[[ LISTED ENTRIES open ]]

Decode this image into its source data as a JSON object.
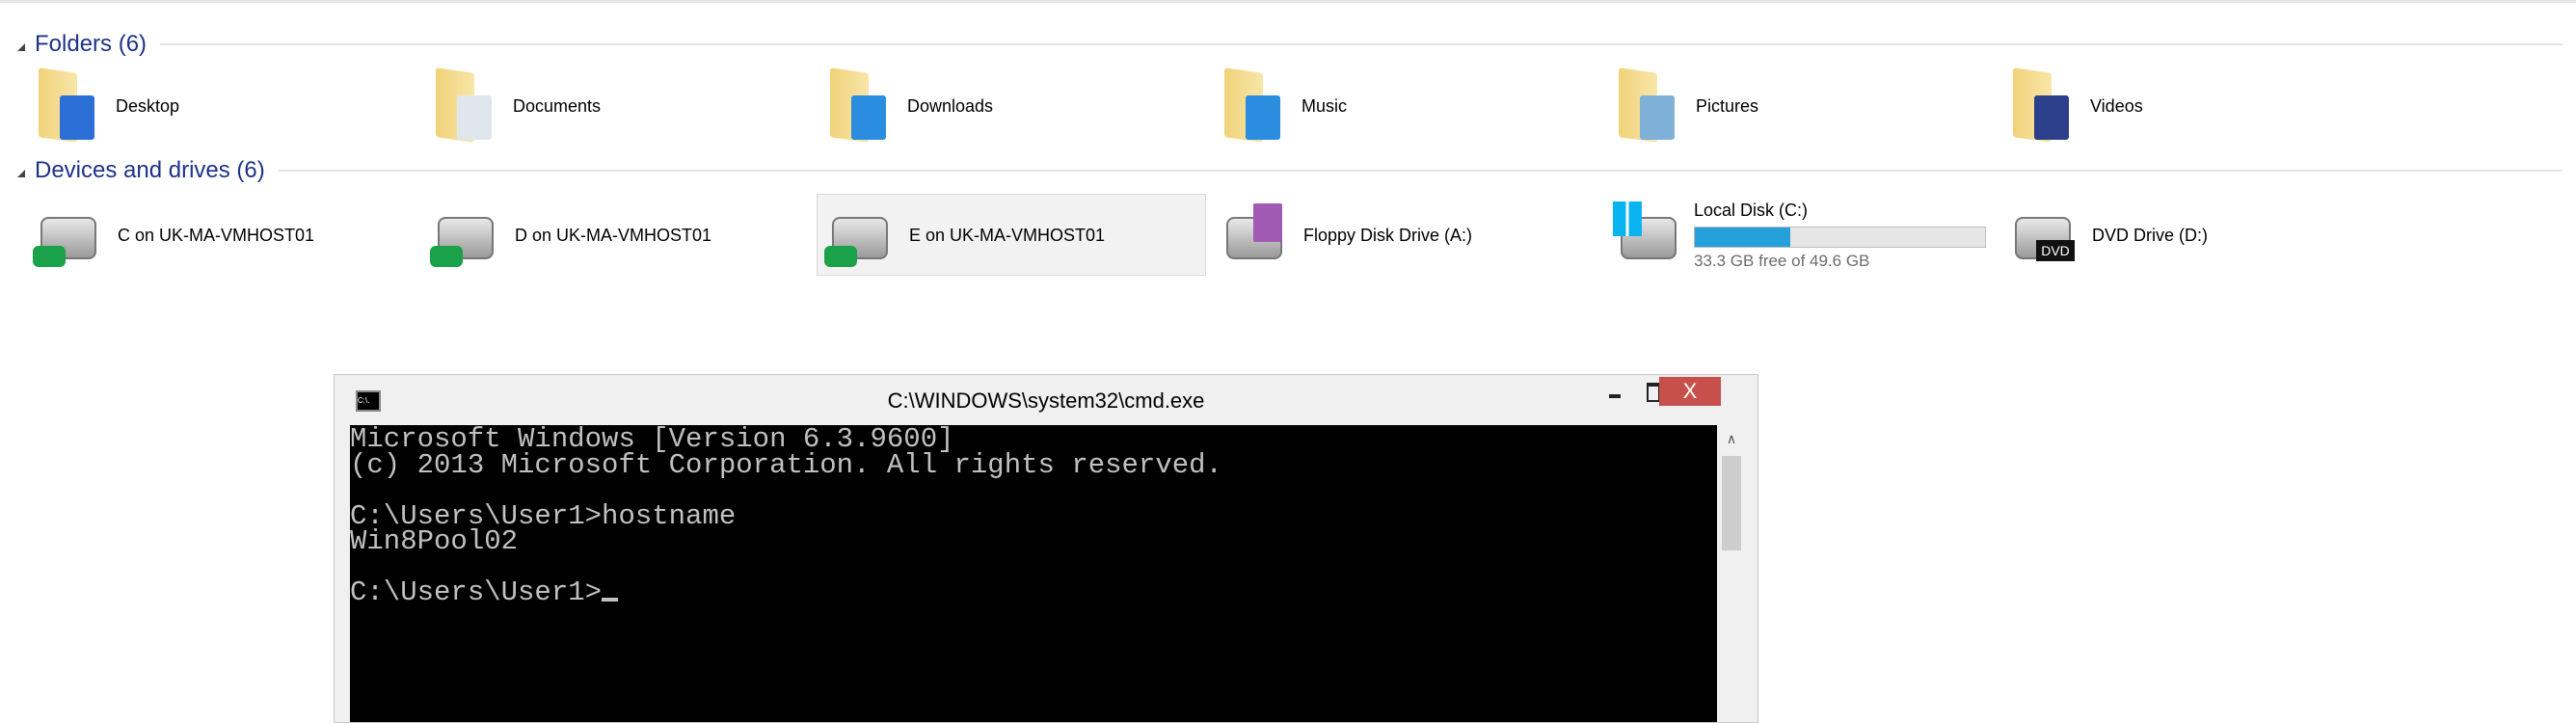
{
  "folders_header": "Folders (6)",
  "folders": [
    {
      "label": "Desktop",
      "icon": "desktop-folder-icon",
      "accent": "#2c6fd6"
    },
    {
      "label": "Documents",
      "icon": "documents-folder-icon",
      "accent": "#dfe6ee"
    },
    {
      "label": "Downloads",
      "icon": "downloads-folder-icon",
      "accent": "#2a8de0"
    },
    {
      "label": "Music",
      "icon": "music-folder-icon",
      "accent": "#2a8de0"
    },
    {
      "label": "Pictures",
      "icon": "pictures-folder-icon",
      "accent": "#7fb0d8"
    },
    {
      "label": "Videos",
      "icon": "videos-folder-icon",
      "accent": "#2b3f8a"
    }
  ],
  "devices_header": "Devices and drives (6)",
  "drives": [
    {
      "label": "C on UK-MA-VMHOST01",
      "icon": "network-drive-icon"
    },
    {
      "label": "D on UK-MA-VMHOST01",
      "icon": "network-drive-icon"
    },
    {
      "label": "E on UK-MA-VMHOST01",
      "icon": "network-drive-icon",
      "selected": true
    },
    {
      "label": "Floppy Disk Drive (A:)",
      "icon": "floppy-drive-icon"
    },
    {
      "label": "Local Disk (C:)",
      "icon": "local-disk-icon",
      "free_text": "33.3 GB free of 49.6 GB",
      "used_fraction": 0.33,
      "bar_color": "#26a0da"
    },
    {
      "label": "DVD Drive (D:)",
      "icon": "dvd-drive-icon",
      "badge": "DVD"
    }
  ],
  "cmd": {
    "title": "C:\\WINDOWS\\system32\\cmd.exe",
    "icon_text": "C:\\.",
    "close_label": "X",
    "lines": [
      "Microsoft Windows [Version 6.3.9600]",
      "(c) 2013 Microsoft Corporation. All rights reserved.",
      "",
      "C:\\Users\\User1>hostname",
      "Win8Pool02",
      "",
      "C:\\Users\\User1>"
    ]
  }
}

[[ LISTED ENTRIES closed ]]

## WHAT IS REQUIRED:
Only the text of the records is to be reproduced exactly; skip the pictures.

## RESPONSE TO THIS EXERCISE:
Decode this image into its source data as a JSON object.
{
  "folders_header": "Folders (6)",
  "folders": [
    {
      "label": "Desktop",
      "icon": "desktop-folder-icon",
      "accent": "#2c6fd6"
    },
    {
      "label": "Documents",
      "icon": "documents-folder-icon",
      "accent": "#dfe6ee"
    },
    {
      "label": "Downloads",
      "icon": "downloads-folder-icon",
      "accent": "#2a8de0"
    },
    {
      "label": "Music",
      "icon": "music-folder-icon",
      "accent": "#2a8de0"
    },
    {
      "label": "Pictures",
      "icon": "pictures-folder-icon",
      "accent": "#7fb0d8"
    },
    {
      "label": "Videos",
      "icon": "videos-folder-icon",
      "accent": "#2b3f8a"
    }
  ],
  "devices_header": "Devices and drives (6)",
  "drives": [
    {
      "label": "C on UK-MA-VMHOST01",
      "icon": "network-drive-icon"
    },
    {
      "label": "D on UK-MA-VMHOST01",
      "icon": "network-drive-icon"
    },
    {
      "label": "E on UK-MA-VMHOST01",
      "icon": "network-drive-icon",
      "selected": true
    },
    {
      "label": "Floppy Disk Drive (A:)",
      "icon": "floppy-drive-icon"
    },
    {
      "label": "Local Disk (C:)",
      "icon": "local-disk-icon",
      "free_text": "33.3 GB free of 49.6 GB",
      "used_fraction": 0.33,
      "bar_color": "#26a0da"
    },
    {
      "label": "DVD Drive (D:)",
      "icon": "dvd-drive-icon",
      "badge": "DVD"
    }
  ],
  "cmd": {
    "title": "C:\\WINDOWS\\system32\\cmd.exe",
    "icon_text": "C:\\.",
    "close_label": "X",
    "lines": [
      "Microsoft Windows [Version 6.3.9600]",
      "(c) 2013 Microsoft Corporation. All rights reserved.",
      "",
      "C:\\Users\\User1>hostname",
      "Win8Pool02",
      "",
      "C:\\Users\\User1>"
    ]
  }
}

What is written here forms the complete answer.